Eric Raymond, Part II: “Homesteading the Noosphere”

Part II (Part I is here)

In Raymond’s essay, “Homesteading the Noosphere,” he traces out the unspoken rules of the open-source community, likening them to the Anglo-American common-law theory of land tenure, positing a discrepancy between the legal and sociological foundations of the culture. In doing so, he is working both as an anthropologist and as PR representative: he wishes to distance the open-source movement as a whole from the anti-capitalist stance implied by the legal structure of its licenses.

To develop his argument, Raymond invokes the concept of the “noosphere.” This is “the territory of ideas, the space of all possible thoughts.” (78) He conceives it as a resource, the raw material floating out there in software development land. The licenses that open-source software is published under, which forbids anyone from restricting how it’s used or distributed, implies the non-ownership of ideas. After all, anyone is free to do whatever she wants with the software, and thus no one controls access, and no money is exchanged between users and developers; there are no legal owners. In practice, however, asserts Raymond, there are owners of open-source software projects. The noosphere is not anarchic; it is a commons that is homesteaded.

Raymond claims that the noosphere works roughly according to John Locke’s theory of land tenure, whereby settlers can “claim” sections of land merely by occupying it and improving it. Once so claimed, land only passes hands when it is gifted, inherited, or abandoned by the original homesteaders. In this last case, anyone is free to move into the abandoned land, and can claim ownership if they work to improve it in some material way. This is how open-source projects work: there is always a project owner, defined as the person who is recognized by the community as controlling the distribution of modifiable copies. That is, ownership is defined in relation to community expectations; there is nothing legally preventing other programmers from taking a piece of open-source software and releasing their own versions of it (as opposed to submitting their improvements back to the original owner); however, this practice, known as forking, almost never occurs. Thus in practice, the hacker community respects ownership of a project. Only when serious disputes arise over the direction of a piece of software, and defensible reasons are published publicly and legitimated by a large portion of the user and developer base, will a program be forked. This is heavily frowned upon because it splits the developer base between two different versions of the software, thus leading to a great deal of duplicated effort in the future (though Raymond notes that when projects are forked, after a brief period of time one fork usually dominates and the other is disbanded). By contrast, “pseudo-forking” occurs regularly: two or more superficially different variants of a program are developed concurrently, with large portions of the code for each merged together periodically, so that each pseudo-fork benefits from the other(s). This sort of development is a triumph for open-source software (it rarely occurs in closed-source projects), as it leads to greater variety while maintaining high efficiency and cohesive community at the same time. Examples include the various “distributions” of Linux and specialized versions of such programs as Firefox and GIMP (a powerful Photoshop-like image manipulation program).

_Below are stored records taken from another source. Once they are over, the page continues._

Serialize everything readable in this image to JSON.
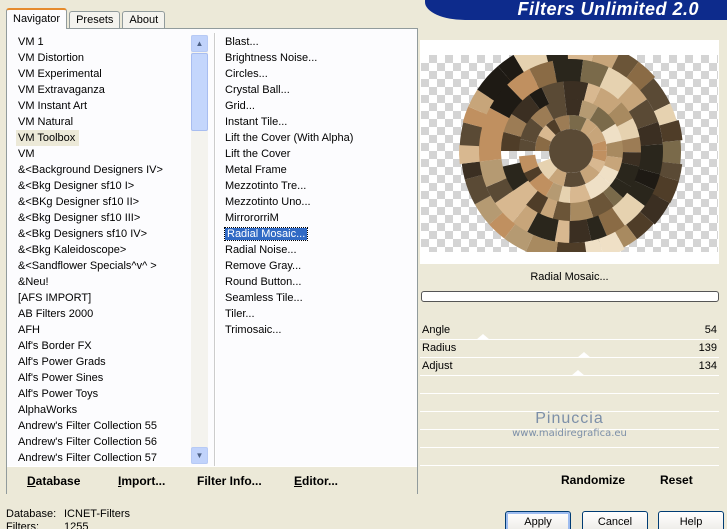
{
  "banner": {
    "title": "Filters Unlimited 2.0"
  },
  "tabs": [
    {
      "label": "Navigator",
      "active": true
    },
    {
      "label": "Presets",
      "active": false
    },
    {
      "label": "About",
      "active": false
    }
  ],
  "categories": {
    "selected": "VM Toolbox",
    "items": [
      "VM 1",
      "VM Distortion",
      "VM Experimental",
      "VM Extravaganza",
      "VM Instant Art",
      "VM Natural",
      "VM Toolbox",
      "VM",
      "&<Background Designers IV>",
      "&<Bkg Designer sf10 I>",
      "&<BKg Designer sf10 II>",
      "&<Bkg Designer sf10 III>",
      "&<Bkg Designers sf10 IV>",
      "&<Bkg Kaleidoscope>",
      "&<Sandflower Specials^v^ >",
      "&Neu!",
      "[AFS IMPORT]",
      "AB Filters 2000",
      "AFH",
      "Alf's Border FX",
      "Alf's Power Grads",
      "Alf's Power Sines",
      "Alf's Power Toys",
      "AlphaWorks",
      "Andrew's Filter Collection 55",
      "Andrew's Filter Collection 56",
      "Andrew's Filter Collection 57"
    ]
  },
  "filters": {
    "selected": "Radial Mosaic...",
    "items": [
      "Blast...",
      "Brightness Noise...",
      "Circles...",
      "Crystal Ball...",
      "Grid...",
      "Instant Tile...",
      "Lift the Cover (With Alpha)",
      "Lift the Cover",
      "Metal Frame",
      "Mezzotinto Tre...",
      "Mezzotinto Uno...",
      "MirrororriM",
      "Radial Mosaic...",
      "Radial Noise...",
      "Remove Gray...",
      "Round Button...",
      "Seamless Tile...",
      "Tiler...",
      "Trimosaic..."
    ]
  },
  "left_buttons": {
    "database": "Database",
    "import": "Import...",
    "filter_info": "Filter Info...",
    "editor": "Editor..."
  },
  "preview": {
    "filter_name": "Radial Mosaic...",
    "progress": 0
  },
  "params": [
    {
      "name": "Angle",
      "value": "54",
      "slider": 0.21
    },
    {
      "name": "Radius",
      "value": "139",
      "slider": 0.55
    },
    {
      "name": "Adjust",
      "value": "134",
      "slider": 0.53
    }
  ],
  "watermark": {
    "line1": "Pinuccia",
    "line2": "www.maidiregrafica.eu"
  },
  "right_buttons": {
    "randomize": "Randomize",
    "reset": "Reset"
  },
  "status": {
    "database_label": "Database:",
    "database_value": "ICNET-Filters",
    "filters_label": "Filters:",
    "filters_value": "1255"
  },
  "dialog_buttons": {
    "apply": "Apply",
    "cancel": "Cancel",
    "help": "Help"
  },
  "colors": {
    "banner": "#0d2b8c",
    "selection": "#316ac5",
    "tab_accent": "#e68b2c"
  }
}
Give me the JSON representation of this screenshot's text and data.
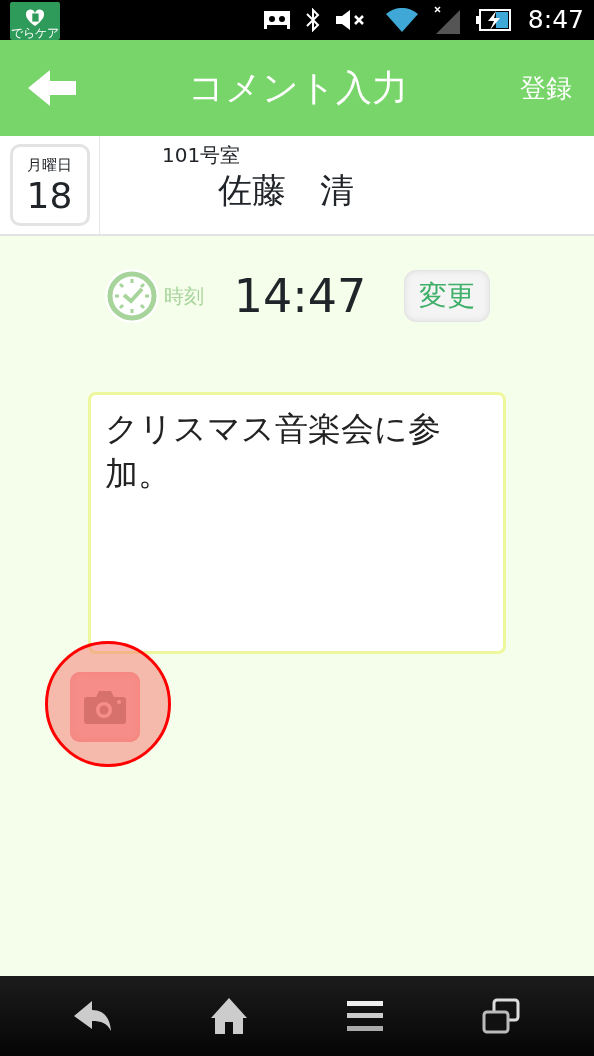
{
  "status_bar": {
    "app_icon_label": "でらケア",
    "time": "8:47"
  },
  "header": {
    "title": "コメント入力",
    "action": "登録"
  },
  "day": {
    "weekday": "月曜日",
    "date": "18"
  },
  "room": "101号室",
  "resident": "佐藤　清",
  "time": {
    "label": "時刻",
    "value": "14:47",
    "button": "変更"
  },
  "comment": {
    "value": "クリスマス音楽会に参加。"
  },
  "camera_button": {
    "highlighted": true
  }
}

The reason that the noosphere functions so well as a commons is that the hacking community is fundamentally based upon a gift economy. The raw materials are abundant: disk space, network bandwidth, and computing power. The yield from the noosphere for hackers is reputation: their work only has meaning within the community. Just as no one would follow an inappropriately forked project, few hackers would code if they weren’t rewarded by reputation rewards from the community. They want their work to be visible, to be seen, understood, used, and appreciated by others. Thus hackers play by the community rules. By the same token, Raymond notes, you don’t become a hacker by calling yourself a hacker; you become a hacker when other members of the community deem you as such, which occurs when you contribute gifts—in the form of code—to the community. This is what keeps open-source projects going. Hackers are acting in their own self-interest, by simultaneously partaking in activities they love and maximizing their own reputation incentives. Likewise, because the community depends upon credit being allocated where it’s due, the entire community reinforces behavior that plays by the rules.

Raymond believes that the software gift economy is the key to open-source efficiency. Stated simply, people are more motivated when they work for intrinsic rather than extrinsic reward. Raymond sites one study that reaches the same conclusion from the other direction: performance bonuses for salaried workers only motivate those accomplishing simple tasks (such as flipping burgers or digging ditches); for more complex work they can actually demotivate. Why? Because monetary rewards reposition the worker’s task as a means instead of an end. In the open-source gift economy, the work is always an end in itself, and the result is highly motivated coders!

In Part III, I will cover Raymond’s discussion of open-source business models and the role that his own work has played in shifting many commercial software companies to an open-source model.

The book is available on Amazon.

An online version of the essays collected in the book are available from the author’s site, here.


Tagged with:

1 Comment

  1. […] Part II, I’ll look at the sociological and legal elements of open-source project […]

Leave a Reply

Comments are closed.